## Provided information
- Opening Delimiter -

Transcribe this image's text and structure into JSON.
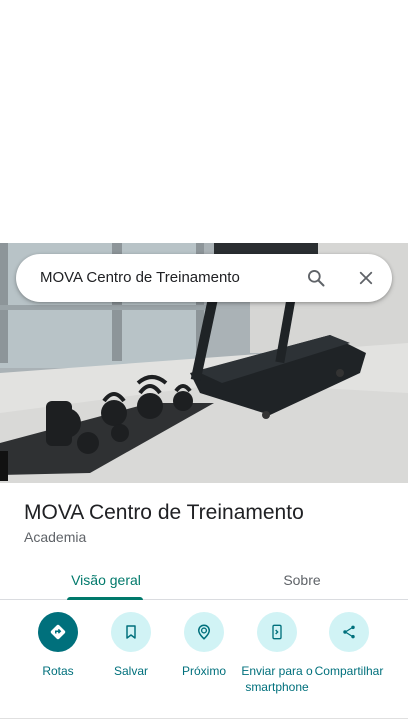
{
  "search": {
    "query": "MOVA Centro de Treinamento"
  },
  "place": {
    "title": "MOVA Centro de Treinamento",
    "category": "Academia"
  },
  "tabs": [
    {
      "label": "Visão geral",
      "active": true
    },
    {
      "label": "Sobre",
      "active": false
    }
  ],
  "actions": [
    {
      "label": "Rotas",
      "icon": "directions-icon"
    },
    {
      "label": "Salvar",
      "icon": "bookmark-icon"
    },
    {
      "label": "Próximo",
      "icon": "nearby-icon"
    },
    {
      "label": "Enviar para o smartphone",
      "icon": "send-to-phone-icon"
    },
    {
      "label": "Compartilhar",
      "icon": "share-icon"
    }
  ],
  "colors": {
    "accent": "#00707c",
    "tab_active": "#00796b",
    "action_bg": "#d1f3f5"
  }
}
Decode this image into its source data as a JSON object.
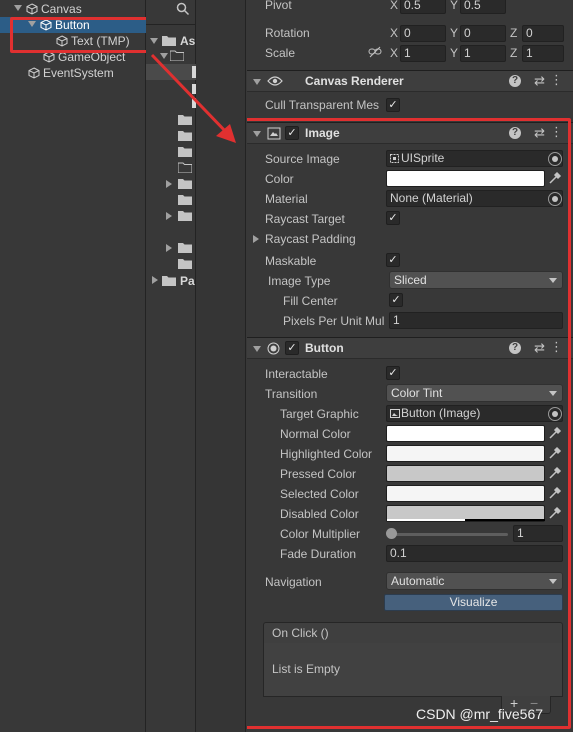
{
  "hierarchy": {
    "items": [
      {
        "label": "Canvas"
      },
      {
        "label": "Button"
      },
      {
        "label": "Text (TMP)"
      },
      {
        "label": "GameObject"
      },
      {
        "label": "EventSystem"
      }
    ]
  },
  "project": {
    "search_icon": "search-icon",
    "items": [
      "As",
      "Pa"
    ]
  },
  "rect_transform": {
    "pivot_label": "Pivot",
    "pivot_x": "0.5",
    "pivot_y": "0.5",
    "rotation_label": "Rotation",
    "rot_x": "0",
    "rot_y": "0",
    "rot_z": "0",
    "scale_label": "Scale",
    "scale_x": "1",
    "scale_y": "1",
    "scale_z": "1",
    "axis_x": "X",
    "axis_y": "Y",
    "axis_z": "Z"
  },
  "canvas_renderer": {
    "title": "Canvas Renderer",
    "cull_label": "Cull Transparent Mes"
  },
  "image": {
    "title": "Image",
    "source_image_label": "Source Image",
    "source_image_value": "UISprite",
    "color_label": "Color",
    "material_label": "Material",
    "material_value": "None (Material)",
    "raycast_target_label": "Raycast Target",
    "raycast_padding_label": "Raycast Padding",
    "maskable_label": "Maskable",
    "image_type_label": "Image Type",
    "image_type_value": "Sliced",
    "fill_center_label": "Fill Center",
    "ppu_label": "Pixels Per Unit Mul",
    "ppu_value": "1"
  },
  "button": {
    "title": "Button",
    "interactable_label": "Interactable",
    "transition_label": "Transition",
    "transition_value": "Color Tint",
    "target_graphic_label": "Target Graphic",
    "target_graphic_value": "Button (Image)",
    "normal_color_label": "Normal Color",
    "highlighted_color_label": "Highlighted Color",
    "pressed_color_label": "Pressed Color",
    "selected_color_label": "Selected Color",
    "disabled_color_label": "Disabled Color",
    "color_multiplier_label": "Color Multiplier",
    "color_multiplier_value": "1",
    "fade_duration_label": "Fade Duration",
    "fade_duration_value": "0.1",
    "navigation_label": "Navigation",
    "navigation_value": "Automatic",
    "visualize_label": "Visualize",
    "onclick_label": "On Click ()",
    "list_empty_label": "List is Empty",
    "add_label": "+",
    "remove_label": "−"
  },
  "colors": {
    "normal": "#ffffff",
    "highlighted": "#f5f5f5",
    "pressed": "#c8c8c8",
    "selected": "#f5f5f5",
    "disabled": "#c8c8c8",
    "highlight_red": "#e03030",
    "selection_blue": "#2c5d87"
  },
  "watermark": "CSDN @mr_five567"
}
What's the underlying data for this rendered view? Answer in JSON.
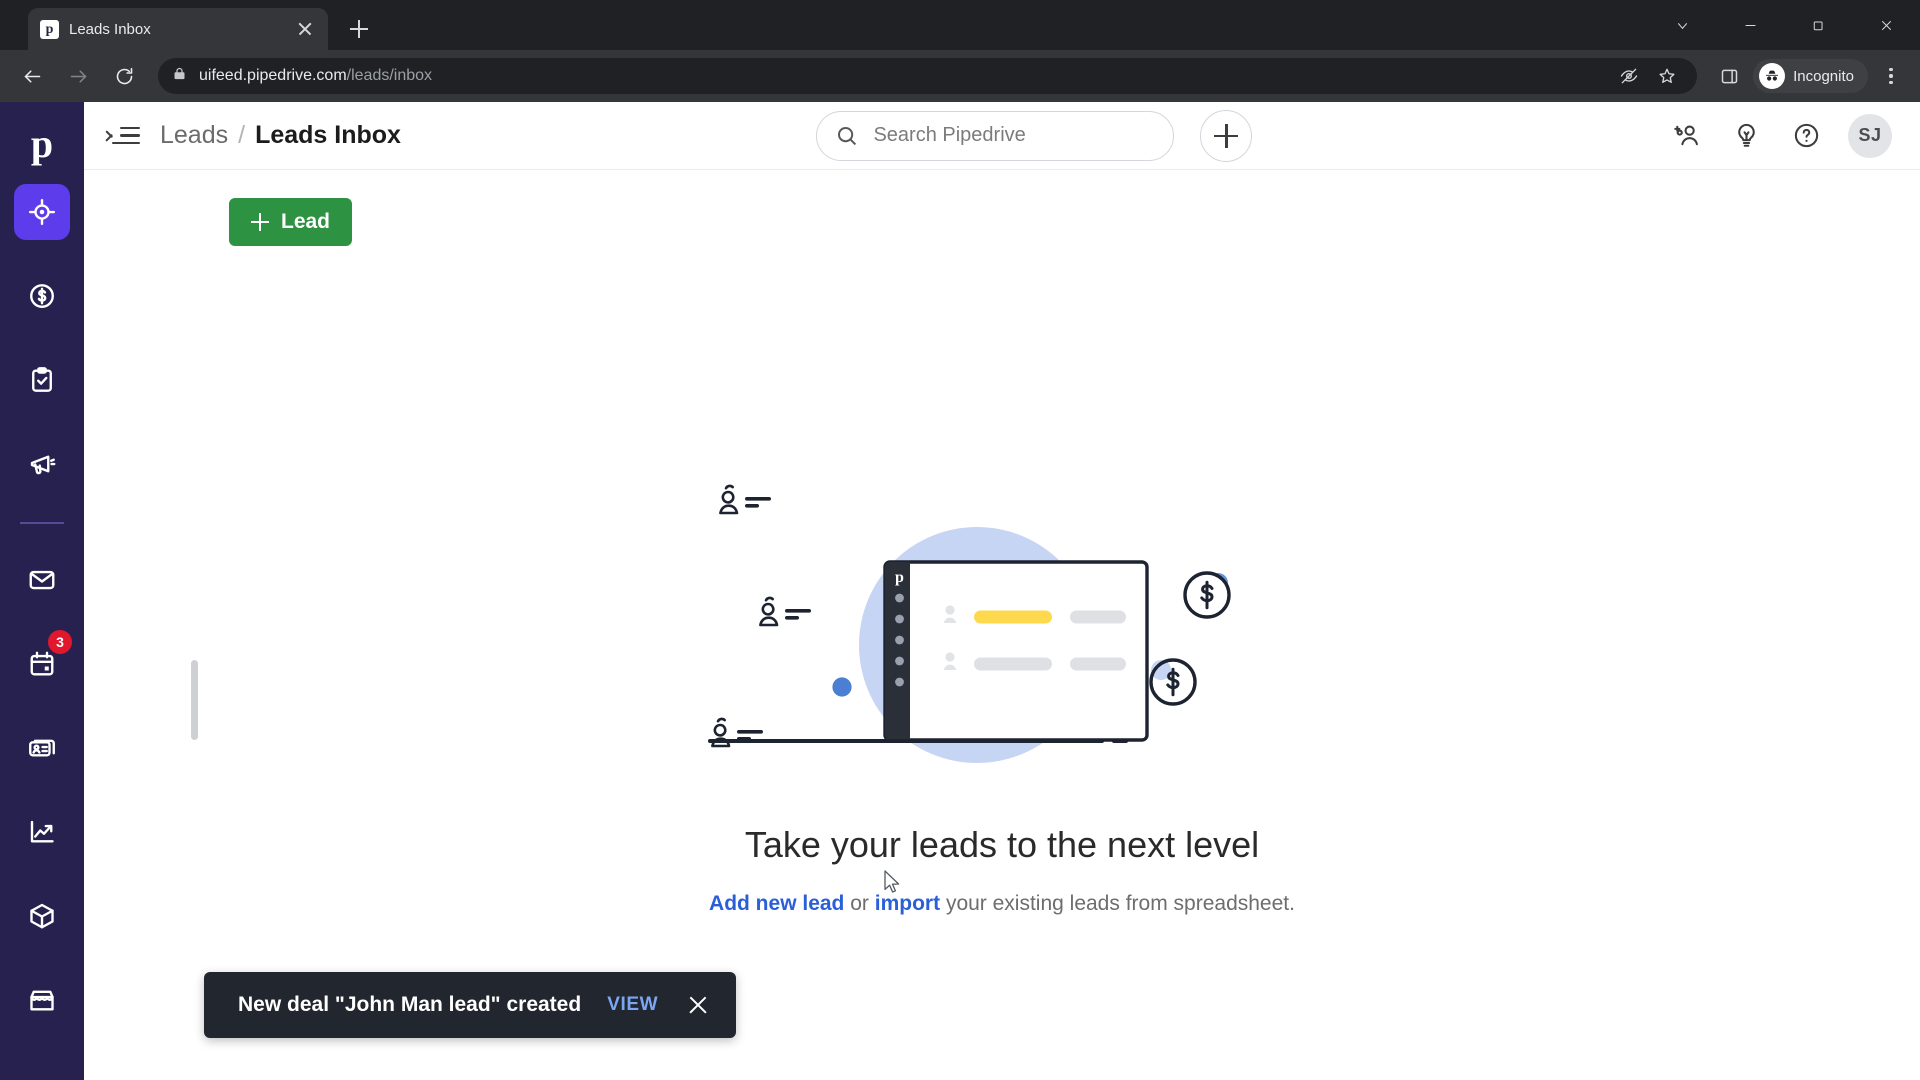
{
  "browser": {
    "tab": {
      "title": "Leads Inbox",
      "favicon_letter": "p",
      "close_label": "Close tab"
    },
    "new_tab_label": "New Tab",
    "window_controls": {
      "minimize": "Minimize",
      "maximize": "Maximize",
      "close": "Close",
      "tab_search": "Search tabs"
    },
    "nav": {
      "back": "Back",
      "forward": "Forward",
      "reload": "Reload"
    },
    "omnibox": {
      "host": "uifeed.pipedrive.com",
      "path": "/leads/inbox",
      "lock": "secure-lock-icon",
      "tracking_protection": "eye-off-icon",
      "bookmark": "star-icon"
    },
    "toolbar_right": {
      "side_panel": "side-panel-icon",
      "profile_label": "Incognito",
      "menu": "three-dot-menu"
    }
  },
  "sidebar": {
    "logo": "p",
    "items": [
      {
        "name": "leads",
        "icon": "target-icon",
        "active": true,
        "label": "Leads"
      },
      {
        "name": "deals",
        "icon": "dollar-circle-icon",
        "active": false,
        "label": "Deals"
      },
      {
        "name": "activities",
        "icon": "clipboard-check-icon",
        "active": false,
        "label": "Activities"
      },
      {
        "name": "campaigns",
        "icon": "megaphone-icon",
        "active": false,
        "label": "Campaigns"
      },
      {
        "name": "mail",
        "icon": "envelope-icon",
        "active": false,
        "label": "Mail"
      },
      {
        "name": "calendar",
        "icon": "calendar-icon",
        "active": false,
        "label": "Calendar",
        "badge": "3"
      },
      {
        "name": "contacts",
        "icon": "contact-card-icon",
        "active": false,
        "label": "Contacts"
      },
      {
        "name": "insights",
        "icon": "trend-chart-icon",
        "active": false,
        "label": "Insights"
      },
      {
        "name": "products",
        "icon": "box-icon",
        "active": false,
        "label": "Products"
      },
      {
        "name": "marketplace",
        "icon": "storefront-icon",
        "active": false,
        "label": "Marketplace"
      }
    ]
  },
  "header": {
    "menu_toggle": "collapse-menu-icon",
    "breadcrumb": {
      "parent": "Leads",
      "separator": "/",
      "current": "Leads Inbox"
    },
    "search": {
      "placeholder": "Search Pipedrive",
      "value": "",
      "icon": "search-icon"
    },
    "add_button": "+",
    "icons": {
      "invite": "add-user-icon",
      "tips": "lightbulb-icon",
      "help": "question-circle-icon"
    },
    "avatar_initials": "SJ"
  },
  "main": {
    "add_lead_button": "Lead",
    "empty_state": {
      "headline": "Take your leads to the next level",
      "link_add": "Add new lead",
      "text_or": "or",
      "link_import": "import",
      "text_rest": "your existing leads from spreadsheet.",
      "illustration": "leads-laptop-illustration"
    }
  },
  "toast": {
    "message": "New deal \"John Man lead\" created",
    "action": "VIEW",
    "close": "dismiss-toast"
  },
  "colors": {
    "brand_purple": "#26214f",
    "active_purple": "#5d3ceb",
    "green_button": "#2e9243",
    "link_blue": "#2a5fd9",
    "badge_red": "#e1182d",
    "toast_bg": "#22262e",
    "toast_action": "#7ba7f2",
    "illustration_blue": "#c7d5f5",
    "illustration_yellow": "#ffd94d",
    "accent_dot_blue": "#4a7fd4"
  }
}
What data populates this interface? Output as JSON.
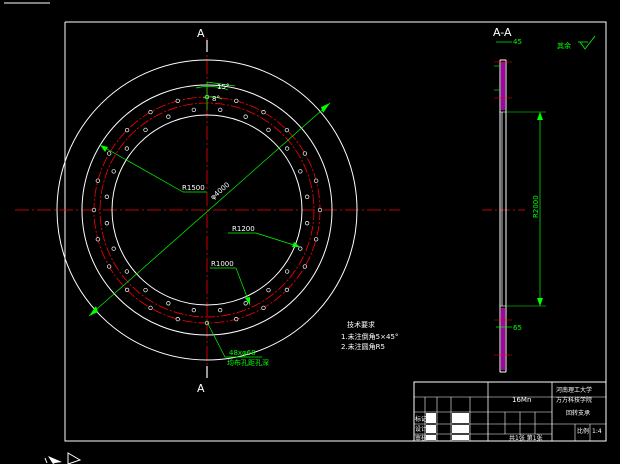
{
  "drawing": {
    "section_mark_top": "A",
    "section_mark_bottom": "A",
    "section_view_title": "A-A",
    "dimensions": {
      "angle_outer": "15°",
      "angle_inner": "8°",
      "radius_outer": "R1500",
      "radius_mid": "R1200",
      "radius_inner": "R1000",
      "pitch_diameter": "φ4000",
      "hole_callout_line1": "48xφ68",
      "hole_callout_line2": "均布孔距孔深"
    },
    "notes": {
      "title": "技术要求",
      "line1": "1.未注倒角5×45°",
      "line2": "2.未注圆角R5"
    },
    "surface_finish": "其余",
    "section_dims": {
      "top_width": "45",
      "bottom_width": "65",
      "height": "R2000"
    }
  },
  "title_block": {
    "material": "16Mn",
    "institution_line1": "河南理工大学",
    "institution_line2": "万方科技学院",
    "drawing_name": "回转支承",
    "left_label_1": "标记",
    "left_label_2": "设计",
    "left_label_3": "审核",
    "right_label_scale": "比例",
    "right_scale_value": "1:4",
    "sheet_label": "共1张 第1张"
  },
  "colors": {
    "background": "#000000",
    "line": "#ffffff",
    "centerline": "#ff0000",
    "dimension": "#00ff00",
    "hatch": "#ff00ff"
  }
}
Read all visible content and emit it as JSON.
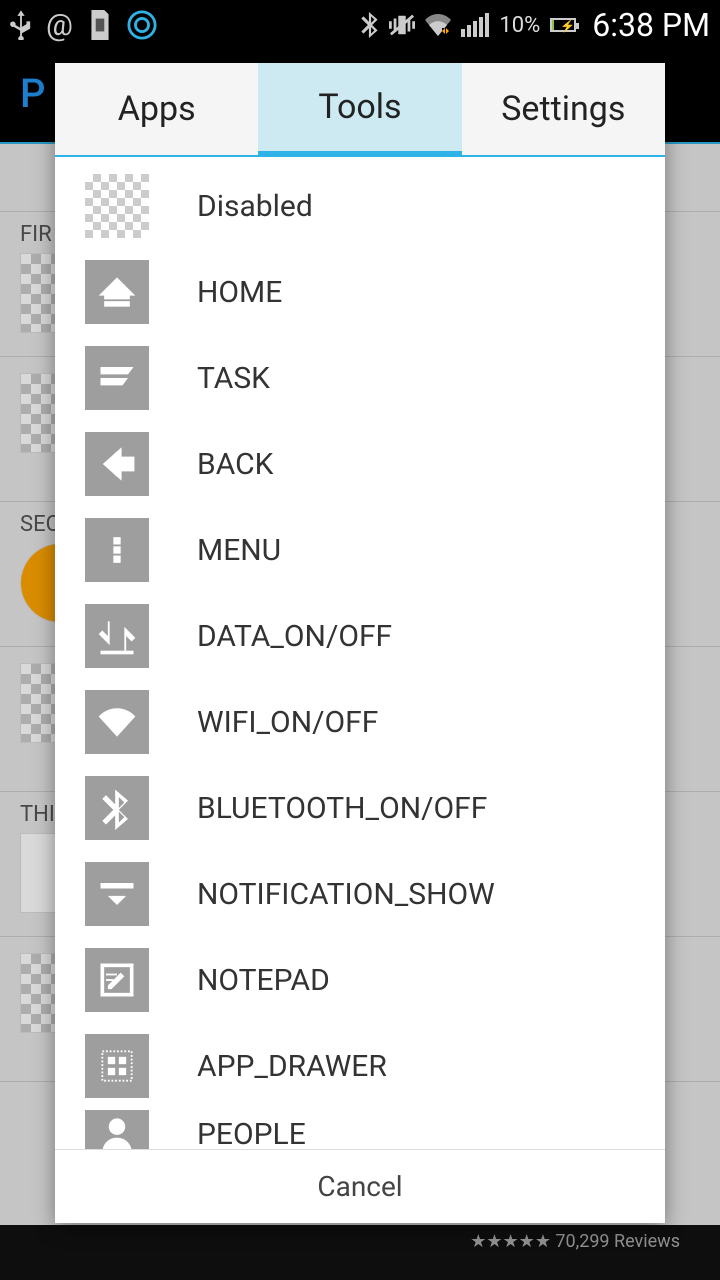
{
  "status": {
    "battery_pct": "10%",
    "time": "6:38 PM"
  },
  "background": {
    "app_title": "P",
    "section1": "FIR",
    "section2": "SEC",
    "section3": "THI",
    "ad_text": "70,299 Reviews"
  },
  "dialog": {
    "tabs": [
      {
        "label": "Apps",
        "active": false
      },
      {
        "label": "Tools",
        "active": true
      },
      {
        "label": "Settings",
        "active": false
      }
    ],
    "items": [
      {
        "label": "Disabled",
        "icon": "disabled"
      },
      {
        "label": "HOME",
        "icon": "home"
      },
      {
        "label": "TASK",
        "icon": "task"
      },
      {
        "label": "BACK",
        "icon": "back"
      },
      {
        "label": "MENU",
        "icon": "menu"
      },
      {
        "label": "DATA_ON/OFF",
        "icon": "data"
      },
      {
        "label": "WIFI_ON/OFF",
        "icon": "wifi"
      },
      {
        "label": "BLUETOOTH_ON/OFF",
        "icon": "bluetooth"
      },
      {
        "label": "NOTIFICATION_SHOW",
        "icon": "notification"
      },
      {
        "label": "NOTEPAD",
        "icon": "notepad"
      },
      {
        "label": "APP_DRAWER",
        "icon": "appdrawer"
      },
      {
        "label": "PEOPLE",
        "icon": "people"
      }
    ],
    "cancel": "Cancel"
  }
}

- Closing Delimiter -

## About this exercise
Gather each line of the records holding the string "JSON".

## Answer below
Transcribe this image's text and structure into JSON.
Decode this image into its source data as a JSON object.
What's the underlying data for this rendered view? Answer in JSON.
What data populates this interface? Output as JSON.
Read all visible content and emit it as JSON.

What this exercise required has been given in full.